● YOUR OBJECTIVE
Go line by line through the entries below and copy those containing the string "icon".

● THE DATA
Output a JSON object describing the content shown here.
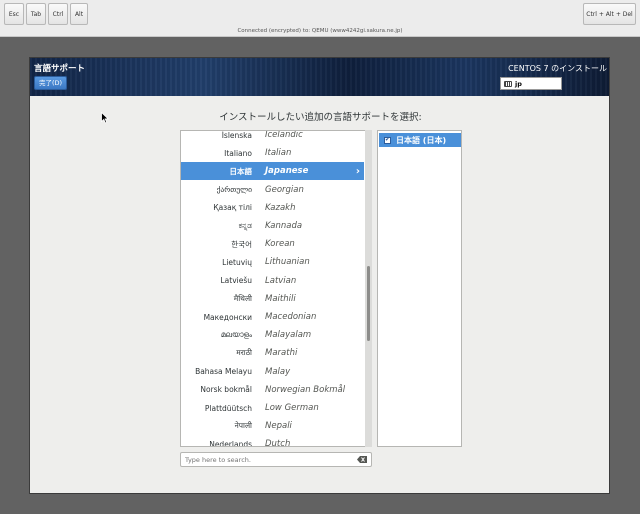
{
  "vnc_toolbar": {
    "esc": "Esc",
    "tab": "Tab",
    "ctrl": "Ctrl",
    "alt": "Alt",
    "ctrl_alt_del": "Ctrl + Alt + Del",
    "status": "Connected (encrypted) to: QEMU (www4242gi.sakura.ne.jp)"
  },
  "header": {
    "page_title": "言語サポート",
    "done_button": "完了(D)",
    "install_title": "CENTOS 7 のインストール",
    "keyboard_layout": "jp"
  },
  "prompt": "インストールしたい追加の言語サポートを選択:",
  "language_list": [
    {
      "native": "Íslenska",
      "english": "Icelandic"
    },
    {
      "native": "Italiano",
      "english": "Italian"
    },
    {
      "native": "日本語",
      "english": "Japanese",
      "selected": true
    },
    {
      "native": "ქართული",
      "english": "Georgian"
    },
    {
      "native": "Қазақ тілі",
      "english": "Kazakh"
    },
    {
      "native": "ಕನ್ನಡ",
      "english": "Kannada"
    },
    {
      "native": "한국어",
      "english": "Korean"
    },
    {
      "native": "Lietuvių",
      "english": "Lithuanian"
    },
    {
      "native": "Latviešu",
      "english": "Latvian"
    },
    {
      "native": "मैथिली",
      "english": "Maithili"
    },
    {
      "native": "Македонски",
      "english": "Macedonian"
    },
    {
      "native": "മലയാളം",
      "english": "Malayalam"
    },
    {
      "native": "मराठी",
      "english": "Marathi"
    },
    {
      "native": "Bahasa Melayu",
      "english": "Malay"
    },
    {
      "native": "Norsk bokmål",
      "english": "Norwegian Bokmål"
    },
    {
      "native": "Plattdüütsch",
      "english": "Low German"
    },
    {
      "native": "नेपाली",
      "english": "Nepali"
    },
    {
      "native": "Nederlands",
      "english": "Dutch"
    }
  ],
  "search": {
    "placeholder": "Type here to search.",
    "value": ""
  },
  "locales": [
    {
      "label": "日本語 (日本)",
      "checked": true
    }
  ],
  "colors": {
    "selection": "#4a90d9",
    "banner": "#1b3660"
  }
}
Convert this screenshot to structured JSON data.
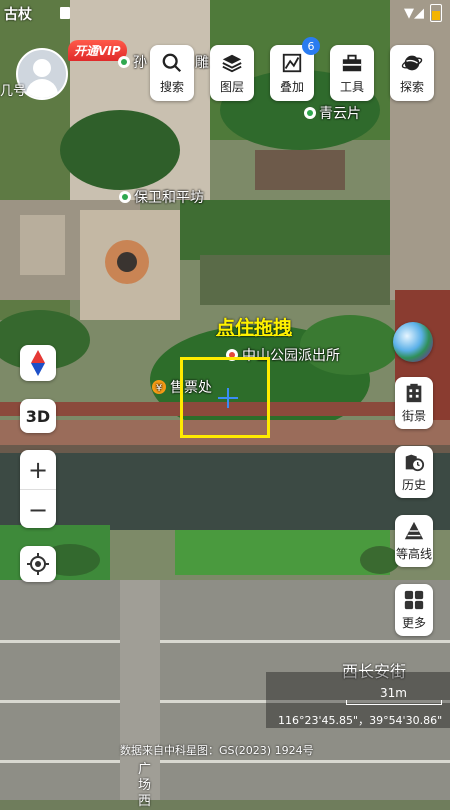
{
  "status_bar": {
    "time_fragment": "古杖",
    "signal": "▼◢",
    "battery_level_fraction": 0.6
  },
  "user": {
    "vip_label": "开通VIP",
    "caption": "几号"
  },
  "top_tools": [
    {
      "label": "搜索",
      "icon": "search-icon"
    },
    {
      "label": "图层",
      "icon": "layers-icon"
    },
    {
      "label": "叠加",
      "icon": "overlay-icon",
      "badge": "6"
    },
    {
      "label": "工具",
      "icon": "toolbox-icon"
    },
    {
      "label": "探索",
      "icon": "planet-icon"
    }
  ],
  "poi": {
    "top_left": "孙",
    "top_partial": "雕",
    "qingyunpian": "青云片",
    "baowei_heping_fang": "保卫和平坊",
    "police_station": "中山公园派出所",
    "ticket_office": "售票处"
  },
  "hint": {
    "drag_label": "点住拖拽"
  },
  "left_controls": {
    "three_d": "3D",
    "zoom_in": "+",
    "zoom_out": "−"
  },
  "right_controls": [
    {
      "label": "街景",
      "icon": "street-view-icon"
    },
    {
      "label": "历史",
      "icon": "history-icon"
    },
    {
      "label": "等高线",
      "icon": "contour-icon"
    },
    {
      "label": "更多",
      "icon": "more-grid-icon"
    }
  ],
  "map_info": {
    "road_name": "西长安街",
    "scale": "31m",
    "coordinates": "116°23'45.85\"，39°54'30.86\"",
    "attribution": "数据来自中科星图：GS(2023) 1924号",
    "vertical_label": "广场西"
  },
  "colors": {
    "accent_blue": "#2a7cf0",
    "hint_yellow": "#ffeb00",
    "vip_red": "#e02a2a"
  }
}
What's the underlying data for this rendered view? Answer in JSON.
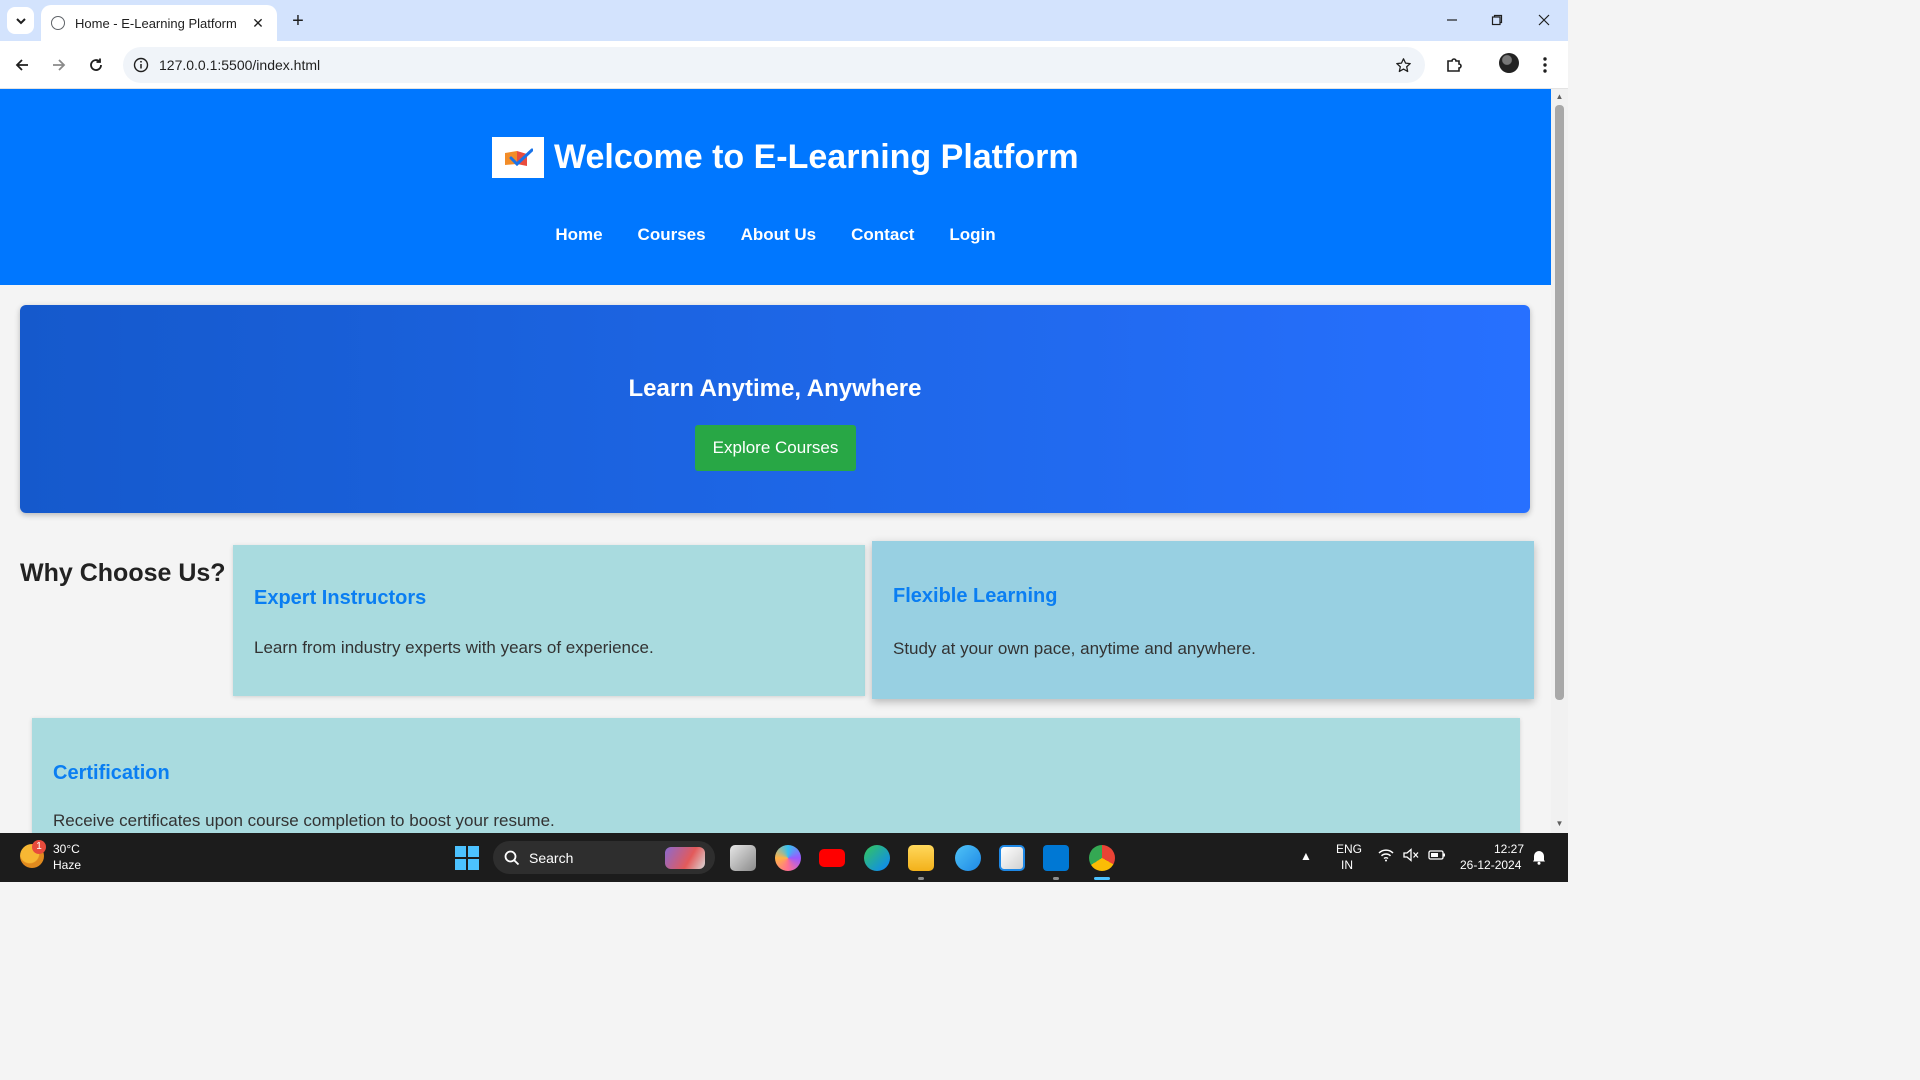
{
  "browser": {
    "tab_title": "Home - E-Learning Platform",
    "url": "127.0.0.1:5500/index.html"
  },
  "site": {
    "title": "Welcome to E-Learning Platform",
    "nav": [
      "Home",
      "Courses",
      "About Us",
      "Contact",
      "Login"
    ],
    "hero": {
      "title": "Learn Anytime, Anywhere",
      "button": "Explore Courses"
    },
    "why_title": "Why Choose Us?",
    "features": [
      {
        "title": "Expert Instructors",
        "text": "Learn from industry experts with years of experience."
      },
      {
        "title": "Flexible Learning",
        "text": "Study at your own pace, anytime and anywhere."
      },
      {
        "title": "Certification",
        "text": "Receive certificates upon course completion to boost your resume."
      }
    ],
    "colors": {
      "header": "#0077ff",
      "button": "#28a745",
      "card_title": "#0a7ef2"
    }
  },
  "taskbar": {
    "weather_temp": "30°C",
    "weather_desc": "Haze",
    "weather_badge": "1",
    "search_label": "Search",
    "lang_line1": "ENG",
    "lang_line2": "IN",
    "time": "12:27",
    "date": "26-12-2024"
  }
}
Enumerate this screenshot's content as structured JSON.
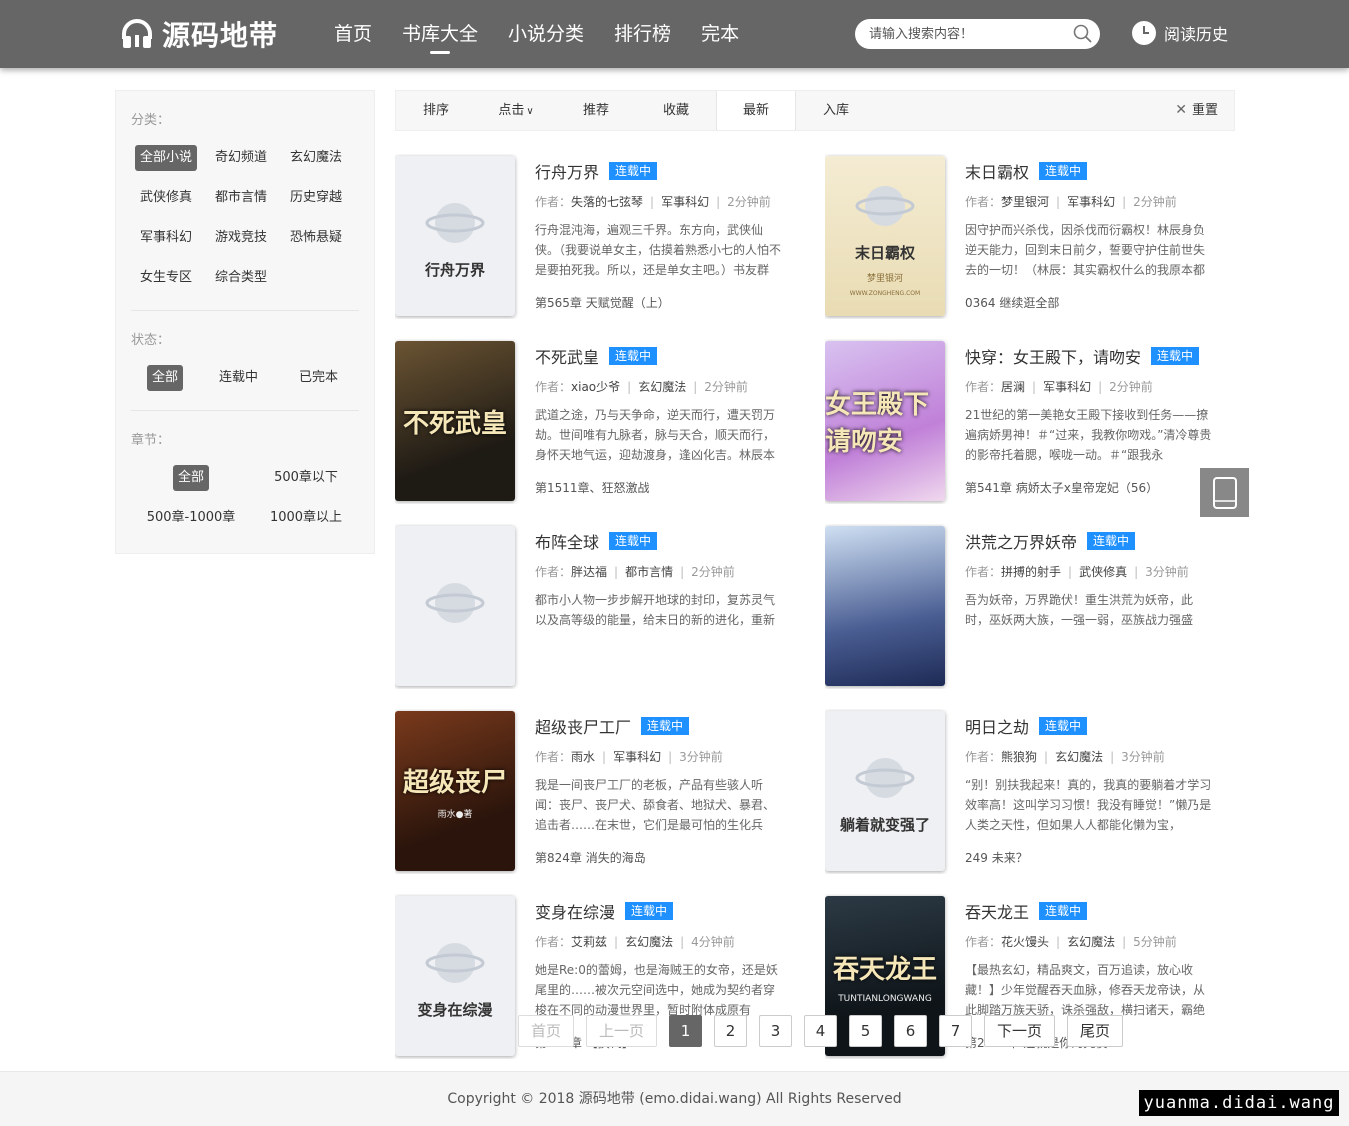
{
  "header": {
    "logo_text": "源码地带",
    "nav": [
      "首页",
      "书库大全",
      "小说分类",
      "排行榜",
      "完本"
    ],
    "search_placeholder": "请输入搜索内容！",
    "history_label": "阅读历史"
  },
  "sidebar": {
    "category_title": "分类：",
    "categories": [
      "全部小说",
      "奇幻频道",
      "玄幻魔法",
      "武侠修真",
      "都市言情",
      "历史穿越",
      "军事科幻",
      "游戏竞技",
      "恐怖悬疑",
      "女生专区",
      "综合类型"
    ],
    "status_title": "状态：",
    "statuses": [
      "全部",
      "连载中",
      "已完本"
    ],
    "chapter_title": "章节：",
    "chapters": [
      "全部",
      "500章以下",
      "500章-1000章",
      "1000章以上"
    ]
  },
  "sortbar": {
    "items": [
      "排序",
      "点击",
      "推荐",
      "收藏",
      "最新",
      "入库"
    ],
    "reset_label": "重置"
  },
  "author_prefix": "作者：",
  "books": [
    {
      "title": "行舟万界",
      "status": "连载中",
      "author": "失落的七弦琴",
      "category": "军事科幻",
      "time": "2分钟前",
      "desc": "行舟混沌海，遍观三千界。东方向，武侠仙侠。（我要说单女主，估摸着熟悉小七的人怕不是要拍死我。所以，还是单女主吧。）书友群",
      "latest": "第565章 天赋觉醒（上）",
      "cover_text": "行舟万界"
    },
    {
      "title": "末日霸权",
      "status": "连载中",
      "author": "梦里银河",
      "category": "军事科幻",
      "time": "2分钟前",
      "desc": "因守护而兴杀伐，因杀伐而衍霸权！林辰身负逆天能力，回到末日前夕，誓要守护住前世失去的一切！（林辰：其实霸权什么的我原本都",
      "latest": "0364 继续逛全部",
      "cover_text": "末日霸权",
      "cover_author": "梦里银河",
      "cover_site": "WWW.ZONGHENG.COM"
    },
    {
      "title": "不死武皇",
      "status": "连载中",
      "author": "xiao少爷",
      "category": "玄幻魔法",
      "time": "2分钟前",
      "desc": "武道之途，乃与天争命，逆天而行，遭天罚万劫。世间唯有九脉者，脉与天合，顺天而行，身怀天地气运，迎劫渡身，逢凶化吉。林辰本",
      "latest": "第1511章、狂怒激战",
      "cover_text": "不死武皇"
    },
    {
      "title": "快穿：女王殿下，请吻安",
      "status": "连载中",
      "author": "居澜",
      "category": "军事科幻",
      "time": "2分钟前",
      "desc": "21世纪的第一美艳女王殿下接收到任务——撩遍病娇男神！＃“过来，我教你吻戏。”清冷尊贵的影帝托着腮，喉咙一动。＃“跟我永",
      "latest": "第541章 病娇太子x皇帝宠妃（56）",
      "cover_text": "女王殿下请吻安"
    },
    {
      "title": "布阵全球",
      "status": "连载中",
      "author": "胖达福",
      "category": "都市言情",
      "time": "2分钟前",
      "desc": "都市小人物一步步解开地球的封印，复苏灵气以及高等级的能量，给末日的新的进化，重新",
      "latest": "",
      "cover_text": ""
    },
    {
      "title": "洪荒之万界妖帝",
      "status": "连载中",
      "author": "拼搏的射手",
      "category": "武侠修真",
      "time": "3分钟前",
      "desc": "吾为妖帝，万界跪伏！重生洪荒为妖帝，此时，巫妖两大族，一强一弱，巫族战力强盛",
      "latest": "",
      "cover_text": ""
    },
    {
      "title": "超级丧尸工厂",
      "status": "连载中",
      "author": "雨水",
      "category": "军事科幻",
      "time": "3分钟前",
      "desc": "我是一间丧尸工厂的老板，产品有些骇人听闻：丧尸、丧尸犬、舔食者、地狱犬、暴君、追击者……在末世，它们是最可怕的生化兵",
      "latest": "第824章 消失的海岛",
      "cover_text": "超级丧尸",
      "cover_author": "雨水●著"
    },
    {
      "title": "明日之劫",
      "status": "连载中",
      "author": "熊狼狗",
      "category": "玄幻魔法",
      "time": "3分钟前",
      "desc": "“别！别扶我起来！真的，我真的要躺着才学习效率高！这叫学习习惯！我没有睡觉！”懒乃是人类之天性，但如果人人都能化懒为宝，",
      "latest": "249 未来？",
      "cover_text": "躺着就变强了"
    },
    {
      "title": "变身在综漫",
      "status": "连载中",
      "author": "艾莉兹",
      "category": "玄幻魔法",
      "time": "4分钟前",
      "desc": "她是Re:0的蕾姆，也是海贼王的女帝，还是妖尾里的……被次元空间选中，她成为契约者穿梭在不同的动漫世界里，暂时附体成原有",
      "latest": "第152章 【换代】",
      "cover_text": "变身在综漫"
    },
    {
      "title": "吞天龙王",
      "status": "连载中",
      "author": "花火馒头",
      "category": "玄幻魔法",
      "time": "5分钟前",
      "desc": "【最热玄幻，精品爽文，百万追读，放心收藏！】少年觉醒吞天血脉，修吞天龙帝诀，从此脚踏万族天骄，诛杀强敌，横扫诸天，霸绝",
      "latest": "第2456章 这就是你的凭仗？",
      "cover_text": "吞天龙王",
      "cover_author": "TUNTIANLONGWANG"
    }
  ],
  "pager": {
    "first": "首页",
    "prev": "上一页",
    "pages": [
      "1",
      "2",
      "3",
      "4",
      "5",
      "6",
      "7"
    ],
    "next": "下一页",
    "last": "尾页"
  },
  "footer": {
    "copyright": "Copyright © 2018 源码地带 (emo.didai.wang) All Rights Reserved",
    "watermark": "yuanma.didai.wang"
  },
  "colors": {
    "header_bg": "#666666",
    "badge": "#1e90ff",
    "active_tag": "#666666"
  }
}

● WRITTEN ANSWER
      "icon": "search-icon"
      "icon": "layers-icon"
      "icon": "overlay-icon",
      "icon": "toolbox-icon"
      "icon": "planet-icon"
      "icon": "street-view-icon"
      "icon": "history-icon"
      "icon": "contour-icon"
      "icon": "more-grid-icon"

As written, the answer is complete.